The following Presentation was used at the update meeting in Indian River by the Michigan Department of Education (specifically slides 41 and 42):
Please visit the Google Drive for the following Section 31 documents:
- Section 31a State Aid Calculations by Month
- Pupil Identification Worksheet (maintain one per grade for auditing purposes)
- Frequently Asked Questions
- Monitoring Indicators
- Monitoring Indicators Resource Document
- Session #1, Legislative Update, Revised November 3, 2017
Please see attached presentation.
Please see attached presentation.
Final Draft Proposal presented on January 15, 2018
Sault Area High School and Career Center 9-12
Sault Area Middle School 5-8
Lincoln Elementary 2-4
Washington Elementary K-1
Soo Township Elementary ½ Malcolm High School ½ TBD
Malcolm High School closed
These configurations maximize services to students that need help.
Reduces elementary class sizes
Eliminates comparable schools
Keeps all current programs
Allows for additional programs
Increases teacher collaboration and aligned curriculum
Ensures similar grade level opportunities
Reduces lost funds due to unused building space
Ensures teacher retention instead of layoffs
Allows for 5th grade isolation during transition year
Provides transporation services at 1 mile radius
Reduces operating costs of one building
Approximately 8% of the entire budget is represented with State (31A) and Federal (Title IA and Title VI) funds.
Thirty-six (36) students were served in the Great Start Readiness Program operated by Community Action in the 2016-2017 school year.
Soo Township Elementary - 16 of 18 stayed for Kindergarten, 2 of 18 went to Rudyard Area Schools
Washington Elementary - 10 of 18 stayed for Kindergarten, 3 of 18 moved away, 3 of 18 went to JKL Bahweting, 2 of 18 unknown
Lincoln Elementary - 51 in September, 50 in October, 45 in November
Soo Township Elementary - 41 in September, 41 in October, 43 in November
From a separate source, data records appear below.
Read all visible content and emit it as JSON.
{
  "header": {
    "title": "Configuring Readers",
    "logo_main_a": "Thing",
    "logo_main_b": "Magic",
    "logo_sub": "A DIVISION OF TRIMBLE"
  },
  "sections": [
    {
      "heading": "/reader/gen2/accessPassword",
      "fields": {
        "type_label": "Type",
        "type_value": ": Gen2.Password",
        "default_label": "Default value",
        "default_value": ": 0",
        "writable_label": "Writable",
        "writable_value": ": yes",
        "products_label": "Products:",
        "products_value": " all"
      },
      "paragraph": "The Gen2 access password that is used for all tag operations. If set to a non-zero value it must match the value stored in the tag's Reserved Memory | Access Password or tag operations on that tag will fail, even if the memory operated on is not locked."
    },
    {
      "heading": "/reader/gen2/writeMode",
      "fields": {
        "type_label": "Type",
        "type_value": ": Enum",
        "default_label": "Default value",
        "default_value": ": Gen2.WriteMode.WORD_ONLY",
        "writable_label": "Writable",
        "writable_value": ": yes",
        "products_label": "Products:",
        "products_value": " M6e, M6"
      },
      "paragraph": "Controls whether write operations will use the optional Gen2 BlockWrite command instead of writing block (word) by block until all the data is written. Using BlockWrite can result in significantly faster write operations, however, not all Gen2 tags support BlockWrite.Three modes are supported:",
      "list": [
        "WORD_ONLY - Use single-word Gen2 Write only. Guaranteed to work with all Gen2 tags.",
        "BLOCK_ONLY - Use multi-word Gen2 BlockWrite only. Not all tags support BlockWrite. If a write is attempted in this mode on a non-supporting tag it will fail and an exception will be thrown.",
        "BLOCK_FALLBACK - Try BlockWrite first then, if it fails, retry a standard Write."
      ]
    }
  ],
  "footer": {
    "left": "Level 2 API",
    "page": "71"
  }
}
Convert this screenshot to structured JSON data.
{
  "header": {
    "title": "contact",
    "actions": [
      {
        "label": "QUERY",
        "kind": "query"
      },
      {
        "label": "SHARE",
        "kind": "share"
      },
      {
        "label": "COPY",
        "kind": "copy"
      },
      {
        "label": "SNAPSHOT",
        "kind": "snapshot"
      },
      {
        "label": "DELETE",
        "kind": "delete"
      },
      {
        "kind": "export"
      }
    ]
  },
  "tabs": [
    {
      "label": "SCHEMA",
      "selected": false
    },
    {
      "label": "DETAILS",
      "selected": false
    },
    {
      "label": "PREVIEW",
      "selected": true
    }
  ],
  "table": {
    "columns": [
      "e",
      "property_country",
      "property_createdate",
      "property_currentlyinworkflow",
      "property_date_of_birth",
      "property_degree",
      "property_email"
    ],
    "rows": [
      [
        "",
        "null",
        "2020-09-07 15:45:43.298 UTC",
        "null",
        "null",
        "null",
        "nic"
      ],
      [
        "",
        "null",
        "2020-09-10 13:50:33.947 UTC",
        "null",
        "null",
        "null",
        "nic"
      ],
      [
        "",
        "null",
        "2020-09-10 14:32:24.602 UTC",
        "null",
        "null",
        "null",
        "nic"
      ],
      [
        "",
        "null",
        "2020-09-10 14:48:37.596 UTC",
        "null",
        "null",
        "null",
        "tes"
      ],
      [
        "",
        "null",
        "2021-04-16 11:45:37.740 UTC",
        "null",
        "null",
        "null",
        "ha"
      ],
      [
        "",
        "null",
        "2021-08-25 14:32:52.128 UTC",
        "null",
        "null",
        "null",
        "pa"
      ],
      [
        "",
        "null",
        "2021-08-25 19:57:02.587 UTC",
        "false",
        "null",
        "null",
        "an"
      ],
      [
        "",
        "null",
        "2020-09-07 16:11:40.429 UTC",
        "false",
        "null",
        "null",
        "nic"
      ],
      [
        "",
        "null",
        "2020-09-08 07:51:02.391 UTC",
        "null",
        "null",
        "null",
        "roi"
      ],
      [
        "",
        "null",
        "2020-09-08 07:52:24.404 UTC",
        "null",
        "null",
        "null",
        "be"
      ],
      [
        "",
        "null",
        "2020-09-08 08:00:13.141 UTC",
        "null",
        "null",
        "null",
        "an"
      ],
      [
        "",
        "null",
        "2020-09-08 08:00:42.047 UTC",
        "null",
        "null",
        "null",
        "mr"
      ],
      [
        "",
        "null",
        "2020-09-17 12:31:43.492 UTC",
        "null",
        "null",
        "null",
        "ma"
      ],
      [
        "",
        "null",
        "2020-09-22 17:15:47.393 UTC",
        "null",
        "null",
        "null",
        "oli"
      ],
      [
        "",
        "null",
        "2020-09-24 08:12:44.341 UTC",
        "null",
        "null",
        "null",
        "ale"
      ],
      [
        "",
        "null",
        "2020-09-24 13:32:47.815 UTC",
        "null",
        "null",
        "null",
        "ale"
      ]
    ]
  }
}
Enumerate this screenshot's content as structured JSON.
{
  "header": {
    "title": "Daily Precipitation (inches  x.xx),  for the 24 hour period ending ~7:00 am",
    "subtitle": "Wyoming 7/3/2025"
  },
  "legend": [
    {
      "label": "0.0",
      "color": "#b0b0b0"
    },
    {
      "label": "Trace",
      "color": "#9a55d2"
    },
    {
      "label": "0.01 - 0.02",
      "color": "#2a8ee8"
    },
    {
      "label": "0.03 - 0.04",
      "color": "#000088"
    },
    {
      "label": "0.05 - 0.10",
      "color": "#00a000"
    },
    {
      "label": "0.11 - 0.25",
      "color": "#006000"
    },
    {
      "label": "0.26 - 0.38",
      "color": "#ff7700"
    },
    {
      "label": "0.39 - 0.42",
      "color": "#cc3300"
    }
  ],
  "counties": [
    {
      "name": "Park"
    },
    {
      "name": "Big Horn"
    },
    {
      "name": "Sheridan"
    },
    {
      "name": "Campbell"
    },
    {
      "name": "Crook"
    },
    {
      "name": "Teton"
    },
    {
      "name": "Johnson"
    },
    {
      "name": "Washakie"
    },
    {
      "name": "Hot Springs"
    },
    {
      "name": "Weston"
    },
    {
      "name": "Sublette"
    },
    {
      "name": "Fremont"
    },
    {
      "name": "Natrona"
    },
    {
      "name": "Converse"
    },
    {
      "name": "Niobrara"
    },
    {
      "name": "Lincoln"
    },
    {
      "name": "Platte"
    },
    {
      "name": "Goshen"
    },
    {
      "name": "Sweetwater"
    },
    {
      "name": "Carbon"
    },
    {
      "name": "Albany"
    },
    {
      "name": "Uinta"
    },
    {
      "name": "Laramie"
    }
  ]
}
Washington Elementary - 52 in September, 59 in October, 63 in November
The district received notification of changes to Section 31A via a Memorandum from the State of Michigan Deputy Superintendent on November 9, 2017.
There will be 30-32 students receiving Reading Recovery services this year.
There are 180-200 students in grades K-3 who need reading supports, according to the Third Grade Reading Law.
There were 58.3% of third grade students proficient on MSTEP in 2017. This is an increase of 10 percentage points.
There are 120 middle school students attending classes at the high school, 97 of those students are grade 8 students.
Junior Kindergarten - maximum of 19
Grades K-1 - maximum of 26
Grades 2-3 - maximum of 27
Grades 4-5 - maximum of 28
In order to go above the maximum class size, an agreement must be made between the Sault Education Association (SEA) and the Superintendent.
By Law (Rule 340.293 of the Michigan Administrative Rules for Auxiliary Services for Nonpublic Schoolchildren) the district must provide services to students and teachers that attend and teach at St. Mary's. The total amount of Title IA shared is between $15,000-$24,000 annually and Title IIA is between $9,000-$12,000 annually. In addition, Sault teachers provide services like PE, Art and Technology. The district counts the students in their membership on a prorated basis.
The U.S. Department of Education provides information on their website - Education Department General Administrative Regulations (EDGAR).